Trans rights are workers' rights
Work is a place we have to be. We can’t walk out the door when we want to, and we can’t control the people we have to work with. These are just some reasons why workplace protections against discrimination and harassment are so important.
If you’re a precarious worker, or a worker with an identity that is marginalized, you’re especially vulnerable. Interestingly, in Nelson’s case, it was because this discrimination occurred specifically in the workplace that they were empowered to take action.
“I'm in an environment that is protected,” says Nelson. “Most public spaces are not, in that way. If somebody made some comment to me on the street, I can't take them to court. It's not against the law to throw a slur at somebody, unfortunately. But in a work environment and workplace, I am protected — or I should be.”
This demonstrates what we already know: the workplace has tremendous power as a space for advocacy.
“I think if Jessie had had a union, there would have been a potential for a grievance because this is clearly harassing behaviour,” says Smith. “So many restaurant workers, there's no union in place, so that avenue wasn't available.”
Nelson tells Our Times that they’ve actually never had the opportunity to work in a unionized environment. As in any other industry, but particularly in one where workers tend to be underpaid, exploited, and precarious, unionization offers protections that benefits all workers — especially those who our society marginalizes.
As we say, a rising tide lifts all boats.
Haseena Manek is a freelance journalist based in Ottawa, and the Online Community and Outreach Coordinator for Our Times.

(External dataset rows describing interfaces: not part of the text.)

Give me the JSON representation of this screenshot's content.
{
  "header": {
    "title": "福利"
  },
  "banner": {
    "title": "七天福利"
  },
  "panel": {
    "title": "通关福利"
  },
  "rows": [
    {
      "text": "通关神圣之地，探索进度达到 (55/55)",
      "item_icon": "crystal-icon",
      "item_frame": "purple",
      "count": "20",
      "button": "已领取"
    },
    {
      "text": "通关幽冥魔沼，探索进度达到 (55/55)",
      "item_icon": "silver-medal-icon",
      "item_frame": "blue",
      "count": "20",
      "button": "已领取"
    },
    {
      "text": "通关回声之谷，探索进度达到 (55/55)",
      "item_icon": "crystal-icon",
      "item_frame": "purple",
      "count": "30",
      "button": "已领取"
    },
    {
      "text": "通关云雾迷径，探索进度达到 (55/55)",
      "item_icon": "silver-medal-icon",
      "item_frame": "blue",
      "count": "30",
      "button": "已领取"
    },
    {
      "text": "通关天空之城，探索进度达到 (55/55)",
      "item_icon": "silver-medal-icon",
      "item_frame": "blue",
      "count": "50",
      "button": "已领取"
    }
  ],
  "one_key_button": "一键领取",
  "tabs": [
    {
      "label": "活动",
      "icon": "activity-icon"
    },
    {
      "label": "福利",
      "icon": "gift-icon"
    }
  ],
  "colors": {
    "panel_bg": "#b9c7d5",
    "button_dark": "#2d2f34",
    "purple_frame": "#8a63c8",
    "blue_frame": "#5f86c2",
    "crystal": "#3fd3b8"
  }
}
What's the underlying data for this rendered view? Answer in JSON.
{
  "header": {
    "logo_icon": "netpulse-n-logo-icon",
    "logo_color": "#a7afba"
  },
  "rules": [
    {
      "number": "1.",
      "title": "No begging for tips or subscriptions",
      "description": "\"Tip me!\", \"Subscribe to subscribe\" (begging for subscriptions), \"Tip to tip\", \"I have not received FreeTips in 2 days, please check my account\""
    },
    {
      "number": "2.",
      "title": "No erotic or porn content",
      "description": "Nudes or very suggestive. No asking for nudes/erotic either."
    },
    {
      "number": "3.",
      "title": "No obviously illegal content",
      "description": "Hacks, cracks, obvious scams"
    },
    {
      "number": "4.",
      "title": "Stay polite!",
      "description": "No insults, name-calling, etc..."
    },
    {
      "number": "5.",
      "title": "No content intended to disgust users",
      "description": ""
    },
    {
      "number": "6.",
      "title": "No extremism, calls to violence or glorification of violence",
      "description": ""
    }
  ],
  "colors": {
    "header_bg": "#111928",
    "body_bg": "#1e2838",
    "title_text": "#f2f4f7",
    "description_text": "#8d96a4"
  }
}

Jessie Nelson is the founder of KITH+common, a consultancy service focused on inclusion. Learn more about their work at kithandcommon.ca.